“Last year we gave away more than three times our original target, putting more than 100 million wildflower seeds into the hands of Canadians of all ages. This year, we’re hoping Canadians will help us plant another 100 million new wildflowers across Canada to help bring back the bees,” said Emma Eriksson, Vice President, Marketing for General Mills Canada, makers of Honey Nut Cheerios.
Even with the success of last year’s wildflower planting efforts, bee populations across North America remain unstable and there’s more to be done. And without healthy, vibrant bee colonies, one out of every three bites of food is in danger of disappearing. Food crops from fruits to nuts to coffee rely on the pollinating assistance bees provide as they go about their work.
“The fruits and vegetables we all depend upon for good nutrition are in jeopardy if we don’t maintain healthy, stable bee populations,” said renowned bee expert Marla Spivak, professor of Entomology at the University of Minnesota. “Planting wildflowers is a simple but tremendously important way in which Canadians can help preserve and grow the natural habitat bees need for survival.”
The Ontario government has expressed its support of bringbackthebees.ca, acknowledging the beneficial effects of the wildflower planting initiative in Ontario’s Pollinator Health Action Plan.

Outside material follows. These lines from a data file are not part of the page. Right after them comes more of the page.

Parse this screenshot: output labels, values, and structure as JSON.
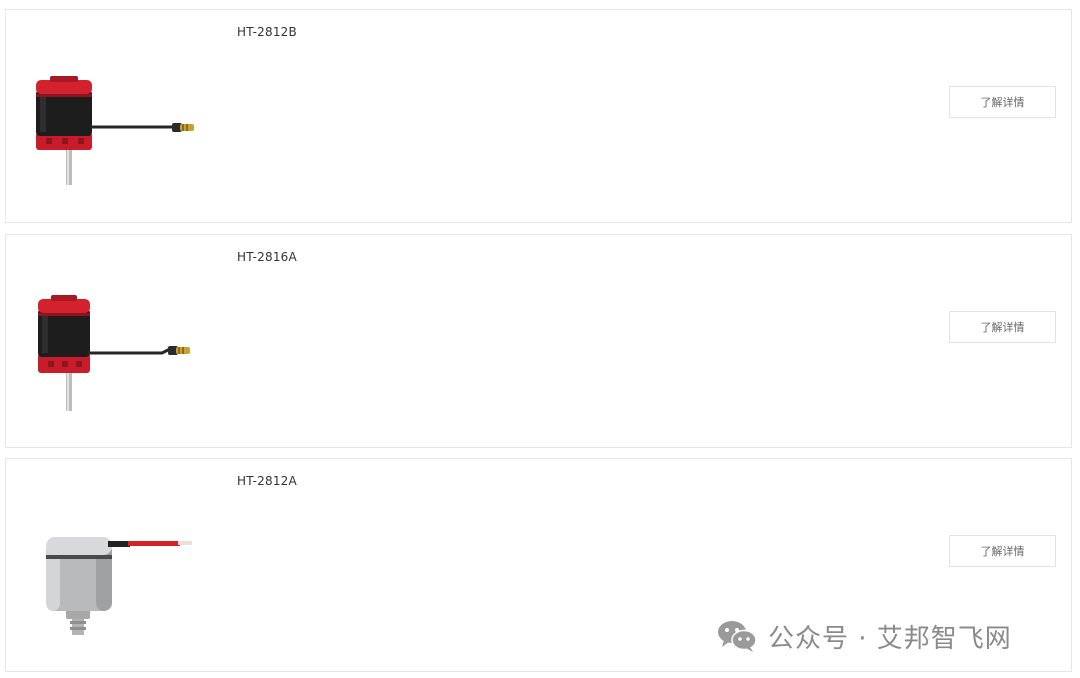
{
  "products": [
    {
      "model": "HT-2812B",
      "button_label": "了解详情",
      "image": "red-outrunner-motor-with-lead"
    },
    {
      "model": "HT-2816A",
      "button_label": "了解详情",
      "image": "red-outrunner-motor-with-lead"
    },
    {
      "model": "HT-2812A",
      "button_label": "了解详情",
      "image": "silver-motor-with-red-wire"
    }
  ],
  "watermark": {
    "icon": "wechat-icon",
    "text": "公众号 · 艾邦智飞网"
  },
  "colors": {
    "motor_red": "#d4212e",
    "motor_black": "#1c1c1c",
    "motor_silver": "#b9babc",
    "border": "#e6e6e6"
  }
}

“Ontario is committed to protecting pollinators. We have made strides in protecting these vital species, including honey bees, but we all have more to do. General Mills is bringing awareness to this issue and encouraging simple actions such as planting pollinator-friendly habitats, which can do a lot to help support pollinator populations,” said Glen Murray, Ontario Minister of the Environment and Climate Change.
Once again, Canadians can get their wildflower seeds free of charge through www.bringbackthebees.ca. To help promote the call to action, Honey Nut Cheerios has once again removed its beloved mascot, Buzz the Bee, from its cereal packages for a limited time.

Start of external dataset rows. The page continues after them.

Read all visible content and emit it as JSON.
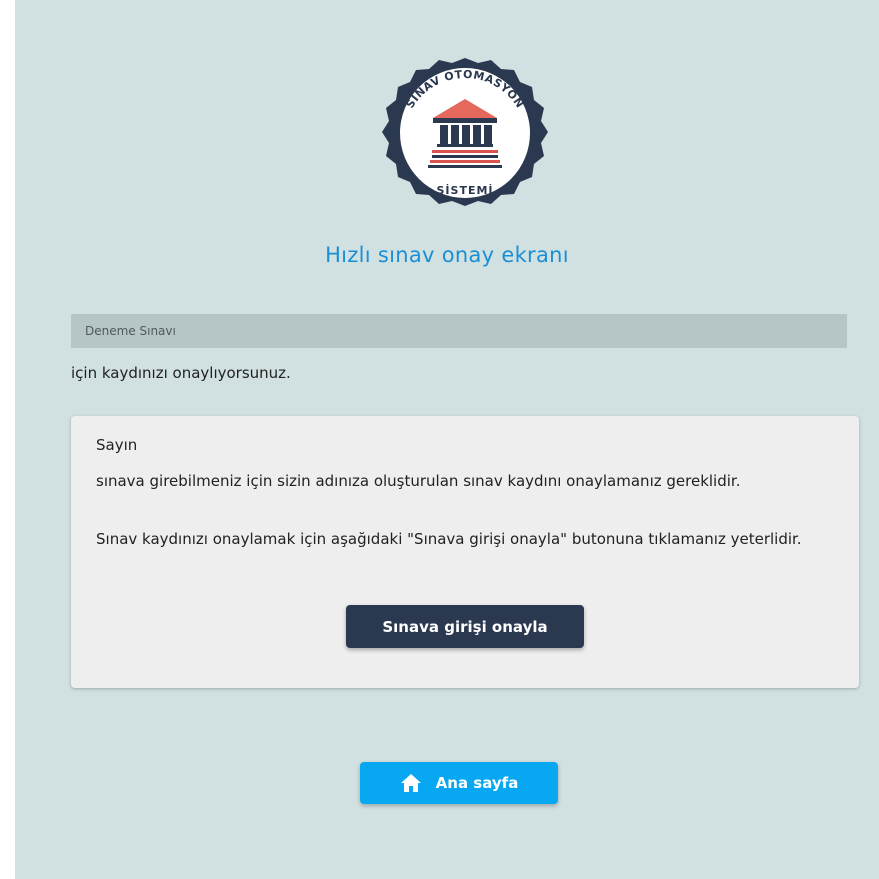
{
  "logo": {
    "top_text": "SINAV OTOMASYON",
    "bottom_text": "SİSTEMİ",
    "colors": {
      "badge": "#2b3950",
      "roof": "#e4685c",
      "stripe_red": "#d9534f",
      "navy": "#2b3950"
    }
  },
  "page_title": "Hızlı sınav onay ekranı",
  "exam_name": "Deneme Sınavı",
  "confirm_text": "için kaydınızı onaylıyorsunuz.",
  "card": {
    "salutation": "Sayın",
    "paragraph1": "sınava girebilmeniz için sizin adınıza oluşturulan sınav kaydını onaylamanız gereklidir.",
    "paragraph2": "Sınav kaydınızı onaylamak için aşağıdaki \"Sınava girişi onayla\" butonuna tıklamanız yeterlidir.",
    "button_label": "Sınava girişi onayla"
  },
  "home_button": {
    "label": "Ana sayfa",
    "icon": "home-icon"
  },
  "colors": {
    "background": "#d1e0e1",
    "title": "#1a8fd6",
    "primary_button": "#2b3950",
    "home_button": "#08a7f2"
  }
}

A special focus is also being placed on kids in this year’s Bring Back The Bees campaign. “Last year, kids wanted to help so much that they wrote letters, made videos, and some even sent in their piggy bank savings hoping it would help the bees,” said 14-year-old eco-activist and Bring Back The Bees Youth Ambassador, Hannah Alper. “I’m excited to lend my voice to this year’s campaign and help tell kids how easy it is to make a big difference by planting wildflowers outside their homes. We’re really hoping that if the next generation of Canadians grow up caring about and helping the bees, it will make all the difference.”

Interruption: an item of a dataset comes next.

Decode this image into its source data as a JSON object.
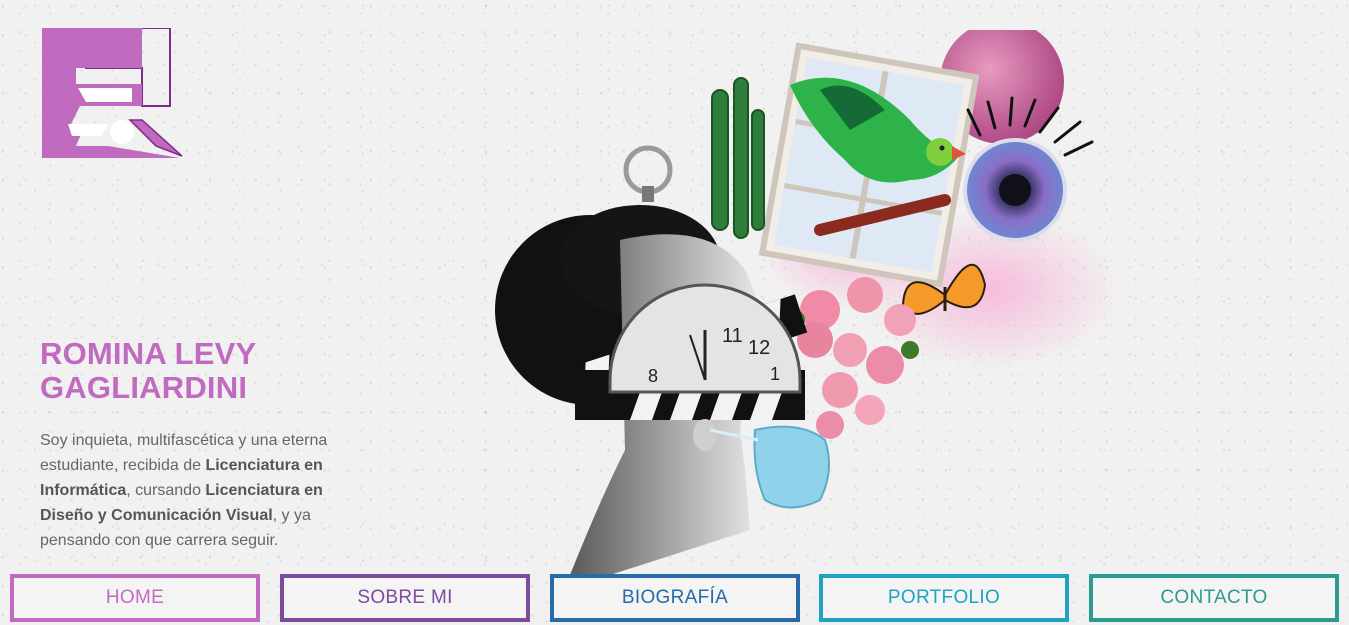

To amplify the call for Canadians to plant wildflowers and help Bring Back The Bees, General Mills and Honey Nut Cheerios will be opening an experiential pop-up activation in downtown Toronto. It will offer consumers a glimpse at the grocery store of the future in a world where we fail to act – where we fail to support the robust return of our bee population, and the irreplaceable role they play in providing our farmers and our families with the food upon which we all rely.